2018 could not be more different. Mike Babcock. Brendan Shanahan. Lou Lamorello. Auston Matthews. William Nylander. Patrick Marleau. Mitch Marner. JVR. Morgan Rielly. Freddie Andersen. To name a few. Most of these kids were basically playing junior hockey and sipping slush puppies at the rink when the Leafs collapsed 5 years ago. They don’t know that pain because they’re too damn good (and young). Even their quotes in the media barely address the first round against Boston (mostly because the Bruins had a chance to win the Atlantic on Sunday night against Florida and let that slip away against a non-playoff team, sad), but also because these kids are in it for a greater goal this year.
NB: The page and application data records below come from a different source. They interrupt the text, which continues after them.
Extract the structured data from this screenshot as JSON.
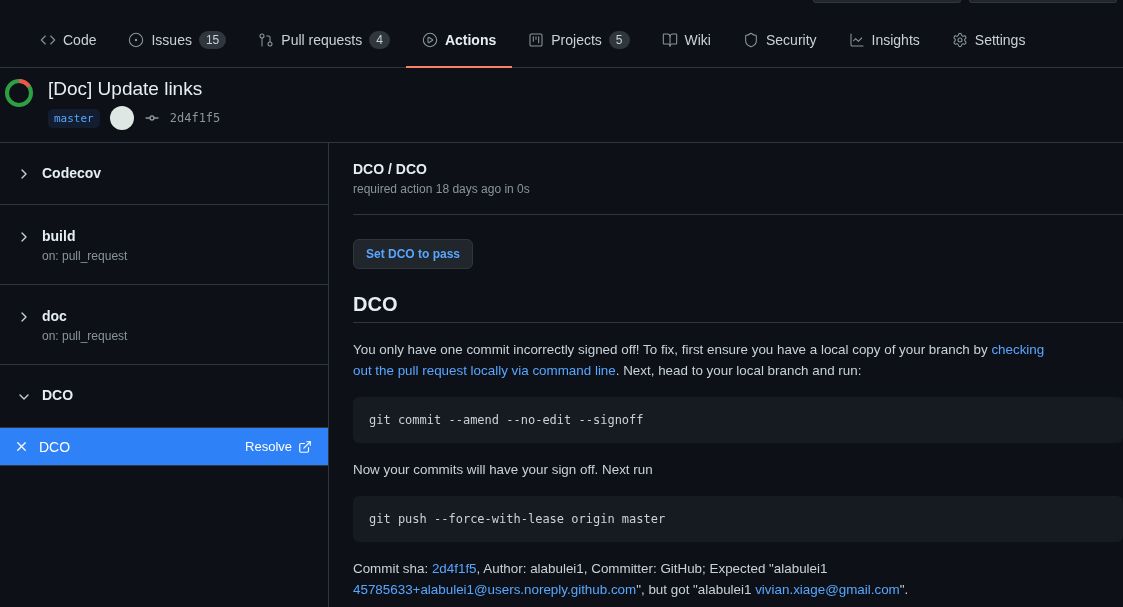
{
  "tabs": [
    {
      "label": "Code",
      "selected": false
    },
    {
      "label": "Issues",
      "count": "15",
      "selected": false
    },
    {
      "label": "Pull requests",
      "count": "4",
      "selected": false
    },
    {
      "label": "Actions",
      "selected": true
    },
    {
      "label": "Projects",
      "count": "5",
      "selected": false
    },
    {
      "label": "Wiki",
      "selected": false
    },
    {
      "label": "Security",
      "selected": false
    },
    {
      "label": "Insights",
      "selected": false
    },
    {
      "label": "Settings",
      "selected": false
    }
  ],
  "run": {
    "title": "[Doc] Update links",
    "branch": "master",
    "commit": "2d4f1f5"
  },
  "jobs": [
    {
      "name": "Codecov",
      "expanded": false
    },
    {
      "name": "build",
      "trigger": "on: pull_request",
      "expanded": false
    },
    {
      "name": "doc",
      "trigger": "on: pull_request",
      "expanded": false
    },
    {
      "name": "DCO",
      "expanded": true,
      "children": [
        {
          "name": "DCO",
          "selected": true,
          "action": "Resolve"
        }
      ]
    }
  ],
  "detail": {
    "title": "DCO / DCO",
    "subtitle": "required action 18 days ago in 0s",
    "button": "Set DCO to pass",
    "blocks": [
      {
        "kind": "heading",
        "text": "DCO"
      },
      {
        "kind": "paragraph",
        "lines": [
          [
            {
              "text": "You only have one commit incorrectly signed off! To fix, first ensure you have a local copy of your branch by ",
              "link": false
            },
            {
              "text": "checking",
              "link": true
            }
          ],
          [
            {
              "text": "out the pull request locally via command line",
              "link": true
            },
            {
              "text": ". Next, head to your local branch and run:",
              "link": false
            }
          ]
        ]
      },
      {
        "kind": "code",
        "text": "git commit --amend --no-edit --signoff"
      },
      {
        "kind": "paragraph",
        "lines": [
          [
            {
              "text": "Now your commits will have your sign off. Next run",
              "link": false
            }
          ]
        ]
      },
      {
        "kind": "code",
        "text": "git push --force-with-lease origin master"
      },
      {
        "kind": "paragraph",
        "lines": [
          [
            {
              "text": "Commit sha: ",
              "link": false
            },
            {
              "text": "2d4f1f5",
              "link": true
            },
            {
              "text": ", Author: alabulei1, Committer: GitHub; Expected \"alabulei1",
              "link": false
            }
          ],
          [
            {
              "text": "45785633+alabulei1@users.noreply.github.com",
              "link": true
            },
            {
              "text": "\", but got \"alabulei1 ",
              "link": false
            },
            {
              "text": "vivian.xiage@gmail.com",
              "link": true
            },
            {
              "text": "\".",
              "link": false
            }
          ]
        ]
      }
    ]
  }
}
They went the distance (6 games, 5 in OT) against Alexander Ovechkin and the Capitals, which was an accomplishment enough based on the strength and expectations of Barry Trotz’s group (but according to PFT, this year, not last year, is “our year”), and now the buds are smelling blood in the water and believe they can go further.

Toronto won the season series 3-1 against the Bruins this year, with all three victories coming without former 1st overall pick Auston Matthews. They’re fast, young and healthy. Offense is a huge upside, as is goaltending. Defense is a little suspect, something that isn’t the case for the Bruins who have allowed the 4th fewest goals in the NHL this year. B’s have consistently been able to win despite key injuries, they can score, they’re physical, Bergeron and Marchand are playing lights out, and let’s not forget the number of young guns they have wearing the crest. The worst part about the new NHL playoffs is that these two teams are facing each other so early, a match-up that could easily be in the 2nd round based on record and skill.

Bruins are the favorite. But if any Leafs team is going to avenge the Collapse of 2013, it’s this group. This time I can only hope for the action to be limited to the electric chair and not the bathroom.